Fleming began work on the sanitation crew at Borden's snack food factory in Spartanburg, South Carolina in 1981. Various nonoccupational health problems forced her to take several extended leaves of absence during the period from 1983 through 1985, during which times she collected short-term disability benefits under Borden's employee benefits plan. Even when not on disability leave, however, Fleming frequently missed work. She was warned by her supervisors in June 1985, and again in December of that year, that her absences were becoming excessive, and instructed to improve her attendance.


On January 30, 1986, Fleming hurt her right arm while at work. Borden assigned her to light duty that would not require the use of her injured arm. Fleming's attendance record, however, continued to worsen after the injury. While she sometimes performed her newly assigned tasks for days or weeks without incident, at other times she missed work or left her shift after only a few minutes, allegedly due to pains in her arm. Although appellant was under the care of at least five physicians for various ailments, none diagnosed her as disabled or recommended that she stop working. Fleming's supervisors repeatedly warned her, both orally and in writing, that her absenteeism was placing her job in jeopardy. On June 23, 1986, after one of appellant's doctors opined that she could return to her regular duties at the plant, Fleming received a final warning. She failed to work a full shift the next two nights. On June 25, having missed at least sixty days of work in 1986, Fleming was terminated by Borden due to excessive absences.


Fleming filed suit in South Carolina state court against her former employer, alleging contract and tort causes of action stemming from her dismissal. Borden removed the action to the district court, which then allowed Fleming to amend her complaint to add an ERISA claim, namely that Borden had discharged her in order to prevent her from qualifying for long-term disability benefits under appellee's benefits plan, in violation of ERISA section 510, 29 U.S.C. § 1140.* The district court remanded the state law claims to state court. Upon their disposition, Borden moved for summary judgment on Fleming's ERISA claim.


The district court granted the motion. Applying the framework set forth in Conkwright v. Westinghouse Elec. Corp., 933 F.2d 231 (4th Cir. 1991), the court held that Fleming had failed to establish a prima facie case of discriminatory discharge under section 510. While Fleming claimed to have been nearing the twenty-seven week disability threshold required for eligibility for long-term benefits at the time she was terminated, the district court noted that she never actually established, through medical opinion or otherwise, that she was in fact disabled at any time between her injury on January 30, 1986, and her dismissal five months later. Thus, far from approaching eligibility for long-term benefits, Fleming had not even satisfied the prerequisite necessary to start the disability clock running. Moreover, the district court concluded that there was no evidence that the supervisors who fired Fleming had ever even considered the possibility that she might be proceeding toward eligibility for long-term disability benefits at the time they discharged her. Since Fleming was unable to produce any evidence of a causal connection between her membership in the benefits plan and her discharge, an essential element of her ERISA claim, the district court held that Borden was entitled to judgment.

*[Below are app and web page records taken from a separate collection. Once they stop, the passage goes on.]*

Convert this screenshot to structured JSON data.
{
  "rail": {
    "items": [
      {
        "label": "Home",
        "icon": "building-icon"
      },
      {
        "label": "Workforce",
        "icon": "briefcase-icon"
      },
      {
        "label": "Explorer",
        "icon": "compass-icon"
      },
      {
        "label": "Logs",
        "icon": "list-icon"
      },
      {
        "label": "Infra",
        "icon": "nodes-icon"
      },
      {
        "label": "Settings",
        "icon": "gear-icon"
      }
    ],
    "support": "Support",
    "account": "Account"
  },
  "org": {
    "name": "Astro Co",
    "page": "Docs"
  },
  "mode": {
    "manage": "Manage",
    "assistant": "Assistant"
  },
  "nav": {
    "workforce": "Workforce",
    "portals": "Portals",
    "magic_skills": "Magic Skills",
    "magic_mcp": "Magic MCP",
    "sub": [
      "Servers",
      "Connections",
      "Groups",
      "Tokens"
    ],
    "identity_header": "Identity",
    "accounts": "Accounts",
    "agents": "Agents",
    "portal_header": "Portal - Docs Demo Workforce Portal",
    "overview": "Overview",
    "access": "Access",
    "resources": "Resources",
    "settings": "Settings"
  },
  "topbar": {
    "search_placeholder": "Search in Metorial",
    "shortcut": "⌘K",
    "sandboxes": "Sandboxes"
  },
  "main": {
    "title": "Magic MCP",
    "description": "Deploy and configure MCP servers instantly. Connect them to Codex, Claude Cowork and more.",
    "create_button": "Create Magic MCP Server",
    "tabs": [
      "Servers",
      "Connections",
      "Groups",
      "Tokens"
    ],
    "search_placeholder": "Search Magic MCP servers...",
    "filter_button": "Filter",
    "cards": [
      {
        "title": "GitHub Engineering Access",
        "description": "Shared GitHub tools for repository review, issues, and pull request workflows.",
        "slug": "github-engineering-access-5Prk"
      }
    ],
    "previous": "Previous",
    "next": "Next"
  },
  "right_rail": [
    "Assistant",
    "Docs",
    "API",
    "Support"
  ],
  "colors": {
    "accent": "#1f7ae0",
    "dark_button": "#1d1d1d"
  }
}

We have read the briefs, heard oral argument, and given full consideration to Fleming's contentions. Finding no error in the thorough opinion of the court below, Fleming v. Borden, Inc., No. 89-2839-7 (D.S.C. July 9, 1992), and agreeing that appellant failed to establish her disability through medical opinion during the relevant time period, or to provide any evidence of a causal link between her discharge and her membership in the Borden benefits plan, we affirm on the reasoning of the district court.

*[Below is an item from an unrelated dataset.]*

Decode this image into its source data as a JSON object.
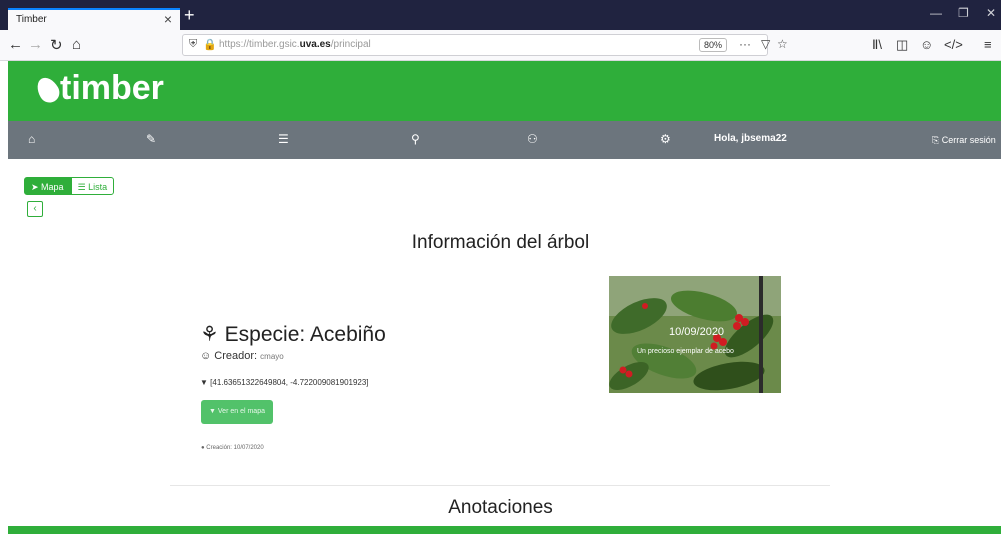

"It shall be unlawful for any person to discharge ... a participant ... for the purpose of interfering with the attainment of any right to which such participant may become entitled under the [employer's benefits] plan." 29 U.S.C. § 1140